▸ **EXERCISE**:
The records below must be returned exactly, with every picture left out.

▸ **SOURCE DATA**:
------------

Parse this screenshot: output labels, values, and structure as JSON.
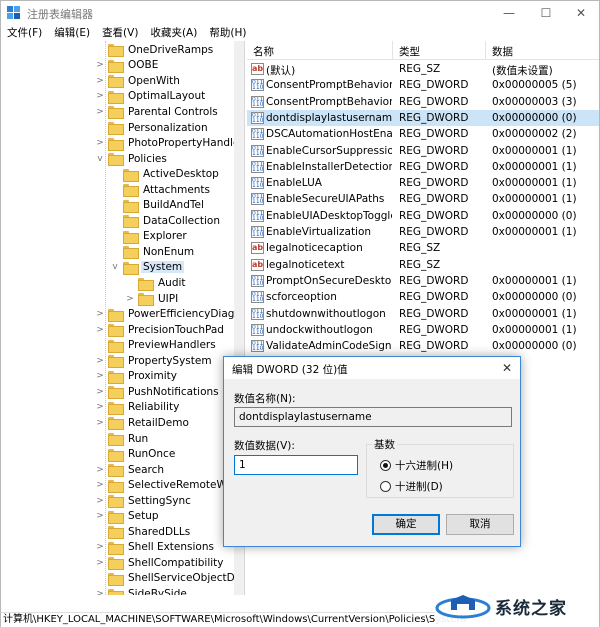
{
  "window": {
    "title": "注册表编辑器",
    "minimize": "—",
    "maximize": "☐",
    "close": "✕"
  },
  "menu": [
    "文件(F)",
    "编辑(E)",
    "查看(V)",
    "收藏夹(A)",
    "帮助(H)"
  ],
  "tree": {
    "items": [
      {
        "label": "OneDriveRamps",
        "chevron": ""
      },
      {
        "label": "OOBE",
        "chevron": ">"
      },
      {
        "label": "OpenWith",
        "chevron": ">"
      },
      {
        "label": "OptimalLayout",
        "chevron": ">"
      },
      {
        "label": "Parental Controls",
        "chevron": ">"
      },
      {
        "label": "Personalization",
        "chevron": ""
      },
      {
        "label": "PhotoPropertyHandler",
        "chevron": ">"
      },
      {
        "label": "Policies",
        "chevron": "v"
      },
      {
        "label": "ActiveDesktop",
        "chevron": ""
      },
      {
        "label": "Attachments",
        "chevron": ""
      },
      {
        "label": "BuildAndTel",
        "chevron": ""
      },
      {
        "label": "DataCollection",
        "chevron": ""
      },
      {
        "label": "Explorer",
        "chevron": ""
      },
      {
        "label": "NonEnum",
        "chevron": ""
      },
      {
        "label": "System",
        "chevron": "v"
      },
      {
        "label": "Audit",
        "chevron": ""
      },
      {
        "label": "UIPI",
        "chevron": ">"
      },
      {
        "label": "PowerEfficiencyDiagnos",
        "chevron": ">"
      },
      {
        "label": "PrecisionTouchPad",
        "chevron": ">"
      },
      {
        "label": "PreviewHandlers",
        "chevron": ""
      },
      {
        "label": "PropertySystem",
        "chevron": ">"
      },
      {
        "label": "Proximity",
        "chevron": ">"
      },
      {
        "label": "PushNotifications",
        "chevron": ">"
      },
      {
        "label": "Reliability",
        "chevron": ">"
      },
      {
        "label": "RetailDemo",
        "chevron": ">"
      },
      {
        "label": "Run",
        "chevron": ""
      },
      {
        "label": "RunOnce",
        "chevron": ""
      },
      {
        "label": "Search",
        "chevron": ">"
      },
      {
        "label": "SelectiveRemoteWipe",
        "chevron": ">"
      },
      {
        "label": "SettingSync",
        "chevron": ">"
      },
      {
        "label": "Setup",
        "chevron": ">"
      },
      {
        "label": "SharedDLLs",
        "chevron": ""
      },
      {
        "label": "Shell Extensions",
        "chevron": ">"
      },
      {
        "label": "ShellCompatibility",
        "chevron": ">"
      },
      {
        "label": "ShellServiceObjectDela",
        "chevron": ""
      },
      {
        "label": "SideBySide",
        "chevron": ">"
      }
    ]
  },
  "list": {
    "headers": {
      "name": "名称",
      "type": "类型",
      "data": "数据"
    },
    "rows": [
      {
        "icon": "ab",
        "name": "(默认)",
        "type": "REG_SZ",
        "data": "(数值未设置)"
      },
      {
        "icon": "dword",
        "name": "ConsentPromptBehaviorA...",
        "type": "REG_DWORD",
        "data": "0x00000005 (5)"
      },
      {
        "icon": "dword",
        "name": "ConsentPromptBehaviorU...",
        "type": "REG_DWORD",
        "data": "0x00000003 (3)"
      },
      {
        "icon": "dword",
        "name": "dontdisplaylastusername",
        "type": "REG_DWORD",
        "data": "0x00000000 (0)"
      },
      {
        "icon": "dword",
        "name": "DSCAutomationHostEnabl...",
        "type": "REG_DWORD",
        "data": "0x00000002 (2)"
      },
      {
        "icon": "dword",
        "name": "EnableCursorSuppression",
        "type": "REG_DWORD",
        "data": "0x00000001 (1)"
      },
      {
        "icon": "dword",
        "name": "EnableInstallerDetection",
        "type": "REG_DWORD",
        "data": "0x00000001 (1)"
      },
      {
        "icon": "dword",
        "name": "EnableLUA",
        "type": "REG_DWORD",
        "data": "0x00000001 (1)"
      },
      {
        "icon": "dword",
        "name": "EnableSecureUIAPaths",
        "type": "REG_DWORD",
        "data": "0x00000001 (1)"
      },
      {
        "icon": "dword",
        "name": "EnableUIADesktopToggle",
        "type": "REG_DWORD",
        "data": "0x00000000 (0)"
      },
      {
        "icon": "dword",
        "name": "EnableVirtualization",
        "type": "REG_DWORD",
        "data": "0x00000001 (1)"
      },
      {
        "icon": "ab",
        "name": "legalnoticecaption",
        "type": "REG_SZ",
        "data": ""
      },
      {
        "icon": "ab",
        "name": "legalnoticetext",
        "type": "REG_SZ",
        "data": ""
      },
      {
        "icon": "dword",
        "name": "PromptOnSecureDesktop",
        "type": "REG_DWORD",
        "data": "0x00000001 (1)"
      },
      {
        "icon": "dword",
        "name": "scforceoption",
        "type": "REG_DWORD",
        "data": "0x00000000 (0)"
      },
      {
        "icon": "dword",
        "name": "shutdownwithoutlogon",
        "type": "REG_DWORD",
        "data": "0x00000001 (1)"
      },
      {
        "icon": "dword",
        "name": "undockwithoutlogon",
        "type": "REG_DWORD",
        "data": "0x00000001 (1)"
      },
      {
        "icon": "dword",
        "name": "ValidateAdminCodeSignat...",
        "type": "REG_DWORD",
        "data": "0x00000000 (0)"
      }
    ]
  },
  "dialog": {
    "title": "编辑 DWORD (32 位)值",
    "close": "✕",
    "name_label": "数值名称(N):",
    "name_value": "dontdisplaylastusername",
    "data_label": "数值数据(V):",
    "data_value": "1",
    "base_label": "基数",
    "hex_label": "十六进制(H)",
    "dec_label": "十进制(D)",
    "ok": "确定",
    "cancel": "取消"
  },
  "status": {
    "path": "计算机\\HKEY_LOCAL_MACHINE\\SOFTWARE\\Microsoft\\Windows\\CurrentVersion\\Policies\\System"
  },
  "watermark": {
    "text": "系统之家"
  }
}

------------

▸ **RESPONSE TO THE TASK**:
Parse this screenshot: output labels, values, and structure as JSON.
{
  "window": {
    "title": "注册表编辑器",
    "minimize": "—",
    "maximize": "☐",
    "close": "✕"
  },
  "menu": [
    "文件(F)",
    "编辑(E)",
    "查看(V)",
    "收藏夹(A)",
    "帮助(H)"
  ],
  "tree": {
    "items": [
      {
        "label": "OneDriveRamps",
        "chevron": ""
      },
      {
        "label": "OOBE",
        "chevron": ">"
      },
      {
        "label": "OpenWith",
        "chevron": ">"
      },
      {
        "label": "OptimalLayout",
        "chevron": ">"
      },
      {
        "label": "Parental Controls",
        "chevron": ">"
      },
      {
        "label": "Personalization",
        "chevron": ""
      },
      {
        "label": "PhotoPropertyHandler",
        "chevron": ">"
      },
      {
        "label": "Policies",
        "chevron": "v"
      },
      {
        "label": "ActiveDesktop",
        "chevron": ""
      },
      {
        "label": "Attachments",
        "chevron": ""
      },
      {
        "label": "BuildAndTel",
        "chevron": ""
      },
      {
        "label": "DataCollection",
        "chevron": ""
      },
      {
        "label": "Explorer",
        "chevron": ""
      },
      {
        "label": "NonEnum",
        "chevron": ""
      },
      {
        "label": "System",
        "chevron": "v"
      },
      {
        "label": "Audit",
        "chevron": ""
      },
      {
        "label": "UIPI",
        "chevron": ">"
      },
      {
        "label": "PowerEfficiencyDiagnos",
        "chevron": ">"
      },
      {
        "label": "PrecisionTouchPad",
        "chevron": ">"
      },
      {
        "label": "PreviewHandlers",
        "chevron": ""
      },
      {
        "label": "PropertySystem",
        "chevron": ">"
      },
      {
        "label": "Proximity",
        "chevron": ">"
      },
      {
        "label": "PushNotifications",
        "chevron": ">"
      },
      {
        "label": "Reliability",
        "chevron": ">"
      },
      {
        "label": "RetailDemo",
        "chevron": ">"
      },
      {
        "label": "Run",
        "chevron": ""
      },
      {
        "label": "RunOnce",
        "chevron": ""
      },
      {
        "label": "Search",
        "chevron": ">"
      },
      {
        "label": "SelectiveRemoteWipe",
        "chevron": ">"
      },
      {
        "label": "SettingSync",
        "chevron": ">"
      },
      {
        "label": "Setup",
        "chevron": ">"
      },
      {
        "label": "SharedDLLs",
        "chevron": ""
      },
      {
        "label": "Shell Extensions",
        "chevron": ">"
      },
      {
        "label": "ShellCompatibility",
        "chevron": ">"
      },
      {
        "label": "ShellServiceObjectDela",
        "chevron": ""
      },
      {
        "label": "SideBySide",
        "chevron": ">"
      }
    ]
  },
  "list": {
    "headers": {
      "name": "名称",
      "type": "类型",
      "data": "数据"
    },
    "rows": [
      {
        "icon": "ab",
        "name": "(默认)",
        "type": "REG_SZ",
        "data": "(数值未设置)"
      },
      {
        "icon": "dword",
        "name": "ConsentPromptBehaviorA...",
        "type": "REG_DWORD",
        "data": "0x00000005 (5)"
      },
      {
        "icon": "dword",
        "name": "ConsentPromptBehaviorU...",
        "type": "REG_DWORD",
        "data": "0x00000003 (3)"
      },
      {
        "icon": "dword",
        "name": "dontdisplaylastusername",
        "type": "REG_DWORD",
        "data": "0x00000000 (0)"
      },
      {
        "icon": "dword",
        "name": "DSCAutomationHostEnabl...",
        "type": "REG_DWORD",
        "data": "0x00000002 (2)"
      },
      {
        "icon": "dword",
        "name": "EnableCursorSuppression",
        "type": "REG_DWORD",
        "data": "0x00000001 (1)"
      },
      {
        "icon": "dword",
        "name": "EnableInstallerDetection",
        "type": "REG_DWORD",
        "data": "0x00000001 (1)"
      },
      {
        "icon": "dword",
        "name": "EnableLUA",
        "type": "REG_DWORD",
        "data": "0x00000001 (1)"
      },
      {
        "icon": "dword",
        "name": "EnableSecureUIAPaths",
        "type": "REG_DWORD",
        "data": "0x00000001 (1)"
      },
      {
        "icon": "dword",
        "name": "EnableUIADesktopToggle",
        "type": "REG_DWORD",
        "data": "0x00000000 (0)"
      },
      {
        "icon": "dword",
        "name": "EnableVirtualization",
        "type": "REG_DWORD",
        "data": "0x00000001 (1)"
      },
      {
        "icon": "ab",
        "name": "legalnoticecaption",
        "type": "REG_SZ",
        "data": ""
      },
      {
        "icon": "ab",
        "name": "legalnoticetext",
        "type": "REG_SZ",
        "data": ""
      },
      {
        "icon": "dword",
        "name": "PromptOnSecureDesktop",
        "type": "REG_DWORD",
        "data": "0x00000001 (1)"
      },
      {
        "icon": "dword",
        "name": "scforceoption",
        "type": "REG_DWORD",
        "data": "0x00000000 (0)"
      },
      {
        "icon": "dword",
        "name": "shutdownwithoutlogon",
        "type": "REG_DWORD",
        "data": "0x00000001 (1)"
      },
      {
        "icon": "dword",
        "name": "undockwithoutlogon",
        "type": "REG_DWORD",
        "data": "0x00000001 (1)"
      },
      {
        "icon": "dword",
        "name": "ValidateAdminCodeSignat...",
        "type": "REG_DWORD",
        "data": "0x00000000 (0)"
      }
    ]
  },
  "dialog": {
    "title": "编辑 DWORD (32 位)值",
    "close": "✕",
    "name_label": "数值名称(N):",
    "name_value": "dontdisplaylastusername",
    "data_label": "数值数据(V):",
    "data_value": "1",
    "base_label": "基数",
    "hex_label": "十六进制(H)",
    "dec_label": "十进制(D)",
    "ok": "确定",
    "cancel": "取消"
  },
  "status": {
    "path": "计算机\\HKEY_LOCAL_MACHINE\\SOFTWARE\\Microsoft\\Windows\\CurrentVersion\\Policies\\System"
  },
  "watermark": {
    "text": "系统之家"
  }
}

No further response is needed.